With the Penguin 2.0 breathing down our neck, are you actually better off not submitting to directories in 2013? The one word answer to that is ‘NO’ – but with a caveat. As with everything else related to SEO practices, Google’s updates have affected directory listings as well. Unless you make the right choices, you could be in bit of a spot. Fortunately, choosing the right kind of directories is not a closely guarded secret.
Here’s the lowdown on what to do in 2013
1. You get what you pay for – mostly
Don’t go about hunting for the free submission sites or ones that require a reciprocal link (whether or not they are free). Paid directories use the money to hire qualified editors, among other things, so that your site can benefit from proper listings with the spam submissions pruned out. Free is usually not good, and unconditional or ‘easy’ and ‘guaranteed’ is worse. You want directories that take their job seriously, and will use a proper scrutiny instead of allowing any kind of site to figure in them. That said, there are a few free listings available that you could probably go for. Some of our favorites are: Dmoz.org (yes, you knew about that one),freebiedirectory.com, jay
2. Ask Google
You’d want to believe that with all the updates, Google would deliver reliable search results. Well, that is not the case; very often useless stuff turns up in spite of the heavy policing. For the most part, however, a Google search is a good starting point. Mention the place and nature of business while making your search and you should come up with some really decent results. Still, you want to make sure those are indeed the right places for you to be in, and for that, move on to the next points.
3. Whois Lookup
Go to whois.com and find out about each of the directories that you preferred from the initial search result. There are mainly four categories of information available: name of the registrar, date of establishment of domain, number of years for which the domain has been purchased, and originating country. If the registrar has chosen to remain private, it is generally not a good sign as a trustworthy company will normally aim for transparency.If the date of establishment is fairly recent (3 years, maybe) then the site may not have enough authority. This is not invariably so, and you will need further analysis that we have covered in point number 5 where you manually go over each directory. If you finally believe you have here a promising upstart, consider being one of the early birds to associate with it.If the duration of purchase is only a couple of years, the owner is obviously not thinking long term. Now, why would that be? If you have to pay a lot of money for a permanent listing, there’s not going to be a refund if the domain is not renewed after 2 years. Food for thought!The country of origin is important because our experience suggests you should be avoiding a few of them. However, it may not be fair to take names; we are going to have to leave you to research and decide this one for yourself.
4. Be the Detective
Shamelessly spy on your competitors’ backlinks, competitors that are ranking well, that is. Use a software or service that will let you filter out all but the directory links and see what comes up. This is quite a foolproof method, but don’t stop there.
5. More Research
Don’t stop there, because you want to be better than your competitors, not stay on level. Once you have your list of directories, analyze further. Check out the overall PR and the rank of the page you are likely to be listed in. The link profile of the page is important too, and so are the number and quality of outgoing links from there.

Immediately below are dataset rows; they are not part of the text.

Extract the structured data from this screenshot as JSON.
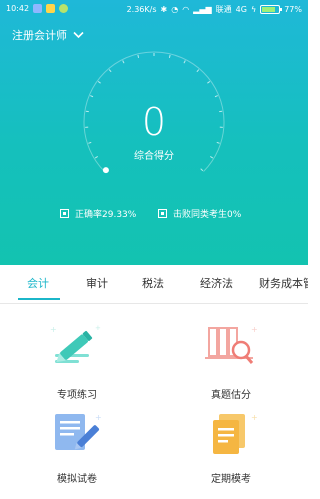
{
  "statusbar": {
    "time": "10:42",
    "speed": "2.36K/s",
    "carrier": "联通",
    "network": "4G",
    "battery_percent": 77,
    "battery_text": "77%"
  },
  "header": {
    "exam_name": "注册会计师"
  },
  "score": {
    "value": "0",
    "label": "综合得分"
  },
  "stats": {
    "accuracy": "正确率29.33%",
    "beat": "击败同类考生0%"
  },
  "tabs": [
    "会计",
    "审计",
    "税法",
    "经济法",
    "财务成本管理"
  ],
  "active_tab_index": 0,
  "features": [
    {
      "label": "专项练习",
      "icon": "pencil-practice-icon"
    },
    {
      "label": "真题估分",
      "icon": "books-magnifier-icon"
    },
    {
      "label": "模拟试卷",
      "icon": "paper-pen-icon"
    },
    {
      "label": "定期模考",
      "icon": "documents-icon"
    }
  ],
  "colors": {
    "hero_top": "#1fb8d8",
    "hero_bottom": "#13c3b0",
    "accent": "#1bb6c9"
  }
}
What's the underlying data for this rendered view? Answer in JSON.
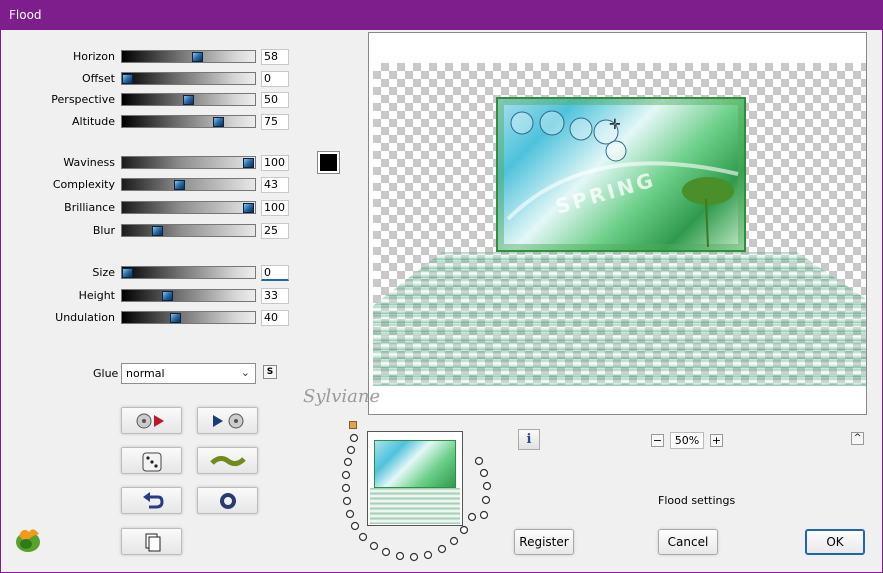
{
  "window": {
    "title": "Flood"
  },
  "sliders_group1": [
    {
      "label": "Horizon",
      "value": "58",
      "fraction": 0.58
    },
    {
      "label": "Offset",
      "value": "0",
      "fraction": 0.0
    },
    {
      "label": "Perspective",
      "value": "50",
      "fraction": 0.5
    },
    {
      "label": "Altitude",
      "value": "75",
      "fraction": 0.75
    }
  ],
  "sliders_group2": [
    {
      "label": "Waviness",
      "value": "100",
      "fraction": 1.0
    },
    {
      "label": "Complexity",
      "value": "43",
      "fraction": 0.43
    },
    {
      "label": "Brilliance",
      "value": "100",
      "fraction": 1.0
    },
    {
      "label": "Blur",
      "value": "25",
      "fraction": 0.25
    }
  ],
  "sliders_group3": [
    {
      "label": "Size",
      "value": "0",
      "fraction": 0.0
    },
    {
      "label": "Height",
      "value": "33",
      "fraction": 0.33
    },
    {
      "label": "Undulation",
      "value": "40",
      "fraction": 0.4
    }
  ],
  "glue": {
    "label": "Glue",
    "value": "normal",
    "s_button": "S"
  },
  "color_swatch": "#000000",
  "preview": {
    "image_text": "SPRING",
    "watermark": "Sylviane"
  },
  "zoom": {
    "value": "50%",
    "minus": "−",
    "plus": "+"
  },
  "info_label": "i",
  "collapse_label": "^",
  "status": "Flood settings",
  "buttons": {
    "register": "Register",
    "cancel": "Cancel",
    "ok": "OK"
  },
  "colors": {
    "titlebar": "#7e1e8c",
    "accent": "#1d66b5"
  }
}
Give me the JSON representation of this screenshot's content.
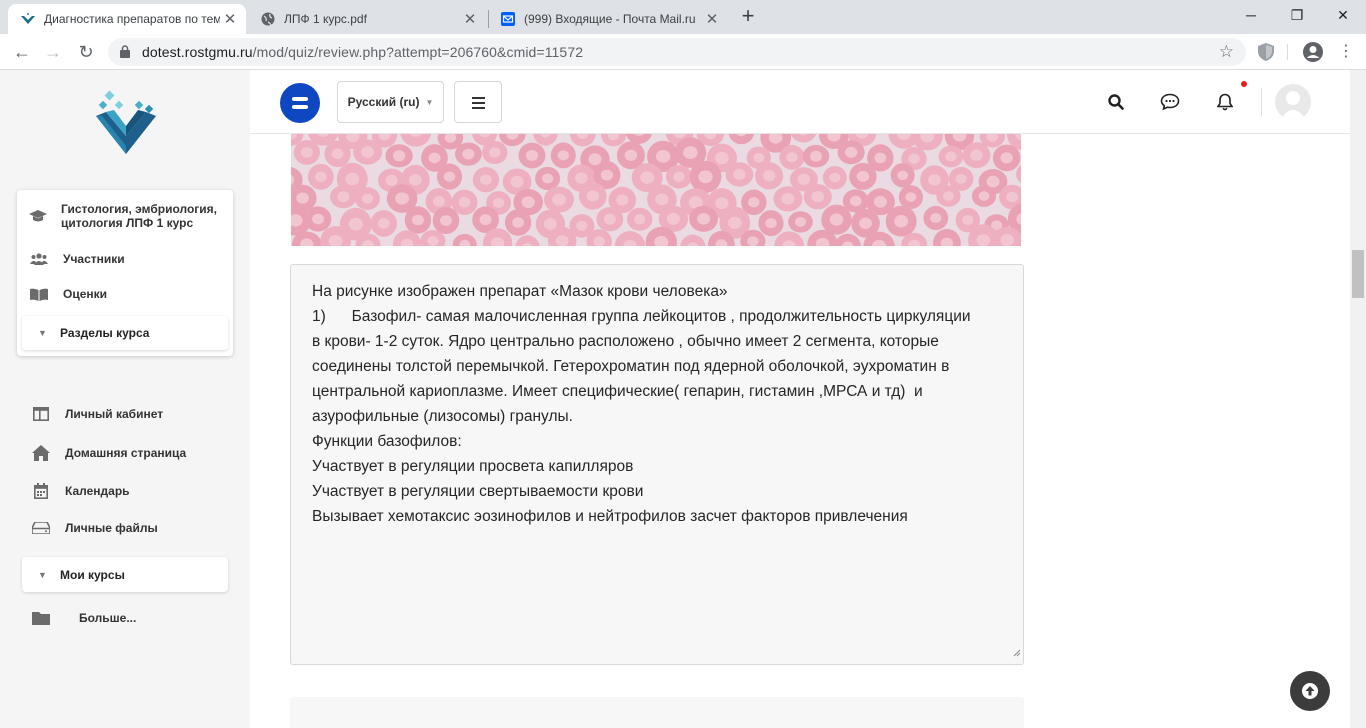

See if you like the URL structure, the page title and meta description as well. It is a huge plus if these contain your chosen keywords or niche / industry name. You can use one of the many SEO Toolbars to get an analysis of the sites.Next, see if the directory is user friendly and what kind of search tools are being offered. Finally, go over the site to examine the authority that it seems to project – without regard to how long it has been in existence. It is useful to satisfy yourself on the nature and extent of information that is provided. This is important because you want to be listed someplace that is easy to navigate and provides useful and accessible information to visitors. No point in being there if people don’t find the directory simple enough to navigate or informative enough to look around.
6. Traffic and Demographics
We are not done yet! Use the Compete.com data (US directories only) or Quantcast.com to understand the traffic value and demographic break up of the audience for the directories. Does the data satisfy your target audience profile? On a related note, it may be best to ignore Alexa ranking because, apparently, Alexa only considers visits from browsers that have the Alexa Toolbar enabled.
7. Captcha Them
You know how sites use captcha to determine whether you are human? Try the same thing with the directories as a final test. Simply think of a very specific question – something that cannot possibly be answered by a general, pre-formatted and automated response, and use the ‘Contact Us’ option to pose the question. See if you get a human response and if it comes reasonably fast. See also if you receive an automated response to confirm that they have received your query. It is good to work with people who take customer support seriously.So, should you get yourself a directory listing in 2013? Yup. Definitely. And remember to not use anything but your domain name or site title for submission title, not use a keyword stuffed submission, use unique content (description) for every single directory, and not use automated submissions. Oh, and just to be on the safe side, consider also not using featured listings in case Google sees them as paid advertising – to be devalued!
Author Bio: Jason Smith is an online consultant for ABWE. In his free time he likes to study about various tools to enhance Blogspot. Jason likes blogging about online strategies that are related to SEO, Content, PPC & Lead generation.